    If you have been injured at work, let a Lancaster workers’ comp lawyer at Vanasse Law LLC help you with any claims you may have. Contact us for a same-day response and a free consultation.

    Employer Responsibilities for Workers’ Comp in Pennsylvania

    In Pennsylvania, like most states, most non-exempt employers are required to provide workers’ comp coverage for their workers so that in the event of a work-related injury or illness, the employees can recover medical expenses, lost wages, and disability. To meet this requirement, employers may either purchase workers’ comp insurance or obtain approval to self-insure.

    Nonetheless, the system works only if everyone does what they’re supposed to do. If the employer fails to hold up its end of the bargain, a worker may find himself unable to recover from Pennsylvania workplace injuries. This breaks the relationship between employee and employer, and it also breaks the law.

    If you have suffered a work-related injury in Pennsylvania, let a Lancaster workers’ comp lawyer help you ensure your employer is doing what it is required to do to provide you with financial compensation for your work-related injuries.

    What Are the Employer Responsibilities for Workers’ Comp In Pennsylvania?

    The workers’ comp laws in Pennsylvania are designed to streamline the process, not make it more difficult. As a result, employers have only a handful of responsibilities, including:

    • Employers must carry workers’ comp insurance or develop their own “self-insure” system through the Pennsylvania Bureau of Workers’ Compensation.
    • Employers must notify all employees of their workers’ comp rights. Usually, this is done by posting notices in common areas, such as breakrooms, lunchrooms, or next to time clocks, but employees also send out notification messages on a regular basis. The notification should include the name and contact information for the company’s workers’ compensation insurance carrier and a list of at least six doctors approved for injured workers.
    • The employer must provide emergency medical care for an injured worker and call for an emergency medical response team when appropriate to the severity of the incident. Injured workers must be given access to emergency care and any reasonable and necessary follow-up care without restriction.
    • The employer must notify its insurer of the incident within one workday of the time the company has been informed that a workplace injury has occurred.
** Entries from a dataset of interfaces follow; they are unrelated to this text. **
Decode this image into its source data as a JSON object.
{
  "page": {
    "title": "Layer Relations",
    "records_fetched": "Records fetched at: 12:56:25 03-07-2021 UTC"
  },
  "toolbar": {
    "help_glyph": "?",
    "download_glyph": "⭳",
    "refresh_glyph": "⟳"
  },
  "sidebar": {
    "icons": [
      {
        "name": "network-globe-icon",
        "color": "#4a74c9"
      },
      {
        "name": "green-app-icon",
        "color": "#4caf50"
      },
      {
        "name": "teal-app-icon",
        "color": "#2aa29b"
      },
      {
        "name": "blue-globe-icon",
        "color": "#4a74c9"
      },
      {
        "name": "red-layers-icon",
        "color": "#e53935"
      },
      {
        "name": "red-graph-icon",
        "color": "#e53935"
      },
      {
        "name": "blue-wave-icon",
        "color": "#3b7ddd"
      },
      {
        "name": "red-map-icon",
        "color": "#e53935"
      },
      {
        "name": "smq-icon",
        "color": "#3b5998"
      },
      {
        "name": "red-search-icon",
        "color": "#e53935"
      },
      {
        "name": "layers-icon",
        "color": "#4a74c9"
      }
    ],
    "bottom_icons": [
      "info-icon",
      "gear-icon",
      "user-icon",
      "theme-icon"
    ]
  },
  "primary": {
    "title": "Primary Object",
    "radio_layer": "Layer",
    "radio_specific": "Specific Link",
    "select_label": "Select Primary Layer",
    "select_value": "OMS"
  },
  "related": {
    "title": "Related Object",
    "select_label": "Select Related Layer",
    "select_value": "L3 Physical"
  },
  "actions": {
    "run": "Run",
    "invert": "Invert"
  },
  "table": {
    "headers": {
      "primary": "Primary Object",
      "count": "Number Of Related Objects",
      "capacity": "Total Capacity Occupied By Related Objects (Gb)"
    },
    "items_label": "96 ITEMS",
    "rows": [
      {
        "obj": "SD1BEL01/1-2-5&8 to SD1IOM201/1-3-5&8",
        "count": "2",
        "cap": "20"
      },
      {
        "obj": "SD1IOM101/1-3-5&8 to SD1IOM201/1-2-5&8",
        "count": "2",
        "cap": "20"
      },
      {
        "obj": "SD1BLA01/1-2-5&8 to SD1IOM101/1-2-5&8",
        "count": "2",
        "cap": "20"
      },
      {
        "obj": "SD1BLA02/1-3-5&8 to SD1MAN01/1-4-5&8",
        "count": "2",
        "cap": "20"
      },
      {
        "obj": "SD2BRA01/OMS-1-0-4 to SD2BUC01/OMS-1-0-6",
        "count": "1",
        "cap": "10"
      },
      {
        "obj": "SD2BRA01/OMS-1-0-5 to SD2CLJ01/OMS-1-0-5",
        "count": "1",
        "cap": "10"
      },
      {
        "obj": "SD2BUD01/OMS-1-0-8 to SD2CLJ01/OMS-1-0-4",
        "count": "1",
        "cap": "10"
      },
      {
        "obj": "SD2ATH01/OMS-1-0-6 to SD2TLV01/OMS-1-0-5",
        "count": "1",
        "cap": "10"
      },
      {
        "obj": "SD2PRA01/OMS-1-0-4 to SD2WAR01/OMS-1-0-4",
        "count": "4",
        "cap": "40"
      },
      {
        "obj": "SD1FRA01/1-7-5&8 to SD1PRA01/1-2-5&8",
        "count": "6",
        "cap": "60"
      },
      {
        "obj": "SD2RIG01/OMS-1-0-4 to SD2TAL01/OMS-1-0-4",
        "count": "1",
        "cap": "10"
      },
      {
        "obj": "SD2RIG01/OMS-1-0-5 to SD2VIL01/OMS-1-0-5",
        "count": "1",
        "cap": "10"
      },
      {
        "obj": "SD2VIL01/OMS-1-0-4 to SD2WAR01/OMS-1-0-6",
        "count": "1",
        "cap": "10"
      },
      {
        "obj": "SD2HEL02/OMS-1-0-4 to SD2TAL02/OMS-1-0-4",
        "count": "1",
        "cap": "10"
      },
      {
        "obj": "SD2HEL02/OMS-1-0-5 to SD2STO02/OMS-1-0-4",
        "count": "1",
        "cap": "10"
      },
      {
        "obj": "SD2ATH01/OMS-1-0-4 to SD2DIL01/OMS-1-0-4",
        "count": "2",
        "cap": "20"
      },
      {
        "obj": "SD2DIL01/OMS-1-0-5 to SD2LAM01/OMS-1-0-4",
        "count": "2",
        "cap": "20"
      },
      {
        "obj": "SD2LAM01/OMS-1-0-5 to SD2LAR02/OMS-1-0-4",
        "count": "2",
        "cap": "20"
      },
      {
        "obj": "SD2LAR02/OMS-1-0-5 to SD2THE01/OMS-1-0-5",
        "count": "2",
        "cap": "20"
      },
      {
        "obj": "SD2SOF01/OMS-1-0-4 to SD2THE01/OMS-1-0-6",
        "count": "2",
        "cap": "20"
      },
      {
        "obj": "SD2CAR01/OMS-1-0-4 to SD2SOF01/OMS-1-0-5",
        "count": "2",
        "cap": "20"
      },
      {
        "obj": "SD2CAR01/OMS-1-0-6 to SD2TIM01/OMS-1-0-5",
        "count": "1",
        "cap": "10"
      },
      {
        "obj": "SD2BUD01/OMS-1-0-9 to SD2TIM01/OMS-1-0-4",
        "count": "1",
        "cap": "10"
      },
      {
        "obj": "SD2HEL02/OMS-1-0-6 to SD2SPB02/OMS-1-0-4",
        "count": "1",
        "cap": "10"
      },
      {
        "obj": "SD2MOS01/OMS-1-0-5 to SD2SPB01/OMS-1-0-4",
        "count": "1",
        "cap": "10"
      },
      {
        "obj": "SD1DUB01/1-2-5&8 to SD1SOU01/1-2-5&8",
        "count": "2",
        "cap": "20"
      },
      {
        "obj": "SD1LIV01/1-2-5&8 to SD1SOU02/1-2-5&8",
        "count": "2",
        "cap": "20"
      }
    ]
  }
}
If the company self-insures, the company workers’ comp benefits administrator should be notified instead.
    • The employer must provide the injured worker with appropriate claim forms, again within one workday of the time the company has been informed that a workplace injury has occurred. The company also should provide the injured worker with written instructions about filing a workers’ comp claim.

    Speak to a Lancaster Workers’ Comp Lawyer for More Information on Third-Party Claims

    Employers have simple yet critical responsibilities when it comes to workers’ comp claims. Unfortunately, many employers, especially companies without designated human resources personnel, are simply unprepared and are left scrambling to identify and fulfill their duties at the last minute.

    If you have been injured at work, let a Lancaster workers’ comp lawyer at Vanasse Law LLC help you through this complicated process. Contact us for a same-day response and a free consultation.